A quick walk from my Upper West Side home through Central Park and I'm at the Metropolitan Museum of Art, which has the most beautiful Stradivari cello in existence. The "Batta" Stradivari was played by the great Gregor Piatigorsky and now rests in a glass case among the brothers and sisters of the violin family. Musical instruments are often under-represented in museums, but the great masters, such as Stradivari and Guarneri, were really on the same level as artists like Vermeer or Goya. Special exhibitions like the "Sau-Wing Lam Collection of Rare Italian Stringed Instruments" introduce the public to the perfect craftsmanship that went into making these instruments. You can even go hear the Salome Chamber Orchestra play these magnificent instruments on select nights.
I am a big fan of visual art, too. There are so many outstanding museums in the Upper East Side. My favorite exhibition of all time was at The Met years ago, called "Glitter and Doom: German Portraits from the 1920s." I am especially drawn to Expressionism from the 1920s and am looking forward to seeing the German Expressionism exhibition at the Neue Galerie.
As a professional cellist, I go to mostly classical concerts because that's the music I play, but I am also always trying to find out who the voices of our time are. I attend a spectrum of concerts that are close to classical -- anything from Wynton Marsalis to Renée Fleming. I also like jazz so I go to the Village Vanguard when I have time.
I feel that when I play, I need to translate the music for the attention span of our time, so I often visit places like Times Square to help me to reinterpret classical music, like Bach, for a modern audience. It's fascinating for me to go and experience the symphony of the streets. There's no place that communicates as much -- and as quickly -- as Times Square does. I see the roiling energy and its forceful race into the future. Of course, after 15 minutes I want to get as far away from there as possible.
On the other end of the spectrum, some things in New York never change. There are many places, especially on the Upper West Side that will stay that way forever. One of my favorites is Murray's Sturgeon Shop on Broadway and 89th Street. This tiny store opens a magical window to the New York of the 1940s -- a true cultural experience.
I am so lucky to have all these great places so close to me. I can jump on the subway and be at the Lincoln Center in 20 minutes. Many friends and colleagues from all over the world play here and it always feels very special when I perform here myself. My next performance is on February 21-22 with the New York Philharmonic. We are playing Ernest Bloch's "Schelomo," a Jewish fantasy work composed in 1915. My cello solo acts as the voice of King Solomon. I really admire Alan Gilbert, the musical director of the Philharmonic, because he brings something new to The Phil, which is on a very good run right now.
I am also a big admirer of the Metropolitan Opera and find that we are perhaps living in one of the best times The Met has ever had in terms of the density of great performances. I am good friends with Fabio Luisi, the principal conductor, and will go see any show of his. The fabulous thing about The Met is that I meet all kinds of people from all kinds of fields who enjoy the opera. I once sat behind Björk at a show and then met Nobel Prize winner Günter Blobel at another. I never know who I'm going to run into!

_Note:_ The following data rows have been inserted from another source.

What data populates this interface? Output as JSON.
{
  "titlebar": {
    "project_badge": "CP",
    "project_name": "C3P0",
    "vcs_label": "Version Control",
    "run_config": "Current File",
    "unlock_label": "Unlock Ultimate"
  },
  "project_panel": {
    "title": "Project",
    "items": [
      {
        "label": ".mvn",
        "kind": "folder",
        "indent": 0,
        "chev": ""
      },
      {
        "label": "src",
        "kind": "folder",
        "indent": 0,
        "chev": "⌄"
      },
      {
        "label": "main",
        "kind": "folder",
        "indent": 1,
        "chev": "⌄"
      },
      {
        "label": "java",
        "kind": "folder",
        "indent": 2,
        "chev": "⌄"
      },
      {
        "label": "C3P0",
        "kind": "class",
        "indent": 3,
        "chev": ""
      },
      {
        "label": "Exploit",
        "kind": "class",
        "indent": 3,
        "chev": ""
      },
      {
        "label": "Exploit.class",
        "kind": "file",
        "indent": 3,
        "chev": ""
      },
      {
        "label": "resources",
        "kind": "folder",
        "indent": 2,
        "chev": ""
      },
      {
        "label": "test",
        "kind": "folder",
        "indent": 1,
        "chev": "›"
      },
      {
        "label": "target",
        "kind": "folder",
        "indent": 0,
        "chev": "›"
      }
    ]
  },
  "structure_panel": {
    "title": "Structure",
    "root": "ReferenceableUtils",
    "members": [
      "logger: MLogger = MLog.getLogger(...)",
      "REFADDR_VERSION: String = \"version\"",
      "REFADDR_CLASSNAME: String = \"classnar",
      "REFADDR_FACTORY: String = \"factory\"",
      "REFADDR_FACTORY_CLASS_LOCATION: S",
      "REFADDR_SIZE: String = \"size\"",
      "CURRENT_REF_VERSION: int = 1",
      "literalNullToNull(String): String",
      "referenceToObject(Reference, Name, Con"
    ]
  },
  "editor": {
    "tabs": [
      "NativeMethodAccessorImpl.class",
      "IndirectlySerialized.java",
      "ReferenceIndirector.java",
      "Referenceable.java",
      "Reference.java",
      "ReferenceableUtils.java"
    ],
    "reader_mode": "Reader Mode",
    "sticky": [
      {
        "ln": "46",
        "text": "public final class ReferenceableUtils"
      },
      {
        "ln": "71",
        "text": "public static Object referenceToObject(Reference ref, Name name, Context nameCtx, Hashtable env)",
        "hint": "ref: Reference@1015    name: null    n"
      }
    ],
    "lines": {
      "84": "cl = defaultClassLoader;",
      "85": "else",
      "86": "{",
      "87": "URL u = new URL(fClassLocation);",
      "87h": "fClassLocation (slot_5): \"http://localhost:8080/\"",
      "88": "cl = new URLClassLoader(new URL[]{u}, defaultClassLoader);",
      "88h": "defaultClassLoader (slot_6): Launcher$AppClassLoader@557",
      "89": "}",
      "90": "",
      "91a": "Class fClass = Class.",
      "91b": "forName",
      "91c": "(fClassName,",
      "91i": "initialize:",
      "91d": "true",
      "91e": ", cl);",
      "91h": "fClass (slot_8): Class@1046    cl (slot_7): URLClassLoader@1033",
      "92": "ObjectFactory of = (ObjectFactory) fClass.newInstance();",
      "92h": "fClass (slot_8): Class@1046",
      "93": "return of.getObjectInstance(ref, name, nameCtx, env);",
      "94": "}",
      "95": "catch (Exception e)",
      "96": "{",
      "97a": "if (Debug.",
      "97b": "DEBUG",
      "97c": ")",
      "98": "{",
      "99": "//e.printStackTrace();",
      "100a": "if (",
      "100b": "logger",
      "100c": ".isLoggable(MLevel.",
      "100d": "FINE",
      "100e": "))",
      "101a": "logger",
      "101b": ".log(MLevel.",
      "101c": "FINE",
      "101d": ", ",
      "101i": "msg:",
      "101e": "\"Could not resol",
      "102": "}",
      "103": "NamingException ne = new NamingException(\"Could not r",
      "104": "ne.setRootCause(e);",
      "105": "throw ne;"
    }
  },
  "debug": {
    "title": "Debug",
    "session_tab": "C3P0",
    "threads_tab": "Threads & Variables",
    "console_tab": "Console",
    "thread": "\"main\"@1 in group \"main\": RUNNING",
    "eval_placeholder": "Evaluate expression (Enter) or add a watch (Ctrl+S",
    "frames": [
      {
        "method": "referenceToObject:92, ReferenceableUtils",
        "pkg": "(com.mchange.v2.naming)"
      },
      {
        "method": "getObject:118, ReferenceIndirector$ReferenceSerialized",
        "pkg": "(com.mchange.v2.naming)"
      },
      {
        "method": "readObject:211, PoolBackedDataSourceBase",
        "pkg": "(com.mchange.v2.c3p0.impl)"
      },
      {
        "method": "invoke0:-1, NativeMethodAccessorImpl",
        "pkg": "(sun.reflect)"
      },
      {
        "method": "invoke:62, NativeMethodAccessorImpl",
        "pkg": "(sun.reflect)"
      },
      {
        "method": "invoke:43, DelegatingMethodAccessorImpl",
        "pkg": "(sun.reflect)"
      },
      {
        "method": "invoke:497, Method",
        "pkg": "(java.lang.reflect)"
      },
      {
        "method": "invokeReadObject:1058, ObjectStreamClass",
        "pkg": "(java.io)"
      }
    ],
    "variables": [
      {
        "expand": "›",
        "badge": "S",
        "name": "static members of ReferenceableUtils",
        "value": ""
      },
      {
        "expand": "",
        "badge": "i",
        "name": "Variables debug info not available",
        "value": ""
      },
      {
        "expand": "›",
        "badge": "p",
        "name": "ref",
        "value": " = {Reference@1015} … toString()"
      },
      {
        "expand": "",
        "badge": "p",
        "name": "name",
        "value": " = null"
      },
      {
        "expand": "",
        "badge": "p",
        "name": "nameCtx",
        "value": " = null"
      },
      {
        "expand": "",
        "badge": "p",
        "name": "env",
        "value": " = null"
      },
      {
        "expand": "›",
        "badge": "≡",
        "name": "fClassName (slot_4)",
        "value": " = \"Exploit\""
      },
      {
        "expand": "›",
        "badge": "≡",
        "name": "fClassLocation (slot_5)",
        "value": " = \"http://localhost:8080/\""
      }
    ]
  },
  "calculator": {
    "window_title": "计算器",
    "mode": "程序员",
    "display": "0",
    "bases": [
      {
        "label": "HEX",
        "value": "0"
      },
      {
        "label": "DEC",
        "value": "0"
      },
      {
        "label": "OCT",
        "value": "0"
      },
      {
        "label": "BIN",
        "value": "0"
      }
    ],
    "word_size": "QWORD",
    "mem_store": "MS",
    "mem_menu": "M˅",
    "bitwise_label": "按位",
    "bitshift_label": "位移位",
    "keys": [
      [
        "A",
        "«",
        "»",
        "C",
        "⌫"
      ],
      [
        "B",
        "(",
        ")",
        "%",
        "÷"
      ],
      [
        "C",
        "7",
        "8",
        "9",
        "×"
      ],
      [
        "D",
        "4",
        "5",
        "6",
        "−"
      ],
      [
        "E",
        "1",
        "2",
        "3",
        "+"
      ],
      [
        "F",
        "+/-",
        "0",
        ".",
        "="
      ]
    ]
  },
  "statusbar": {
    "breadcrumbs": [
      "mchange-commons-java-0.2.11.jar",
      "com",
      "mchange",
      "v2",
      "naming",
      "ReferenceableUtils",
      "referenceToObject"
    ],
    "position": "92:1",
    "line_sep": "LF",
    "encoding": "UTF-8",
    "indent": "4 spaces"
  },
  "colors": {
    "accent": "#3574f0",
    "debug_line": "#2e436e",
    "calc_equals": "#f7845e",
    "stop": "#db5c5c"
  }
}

I also appreciate the programs these institutions have for young audiences. New York in general is very good about nurturing young musicians. My eldest daughter (who plays violin, like her mother) attends the Special Music School at Kaufman Music Center, which is the only public school in America that provides a gifted musical program for kids. It's quite special and I feel this is something that we need to have more of in the States.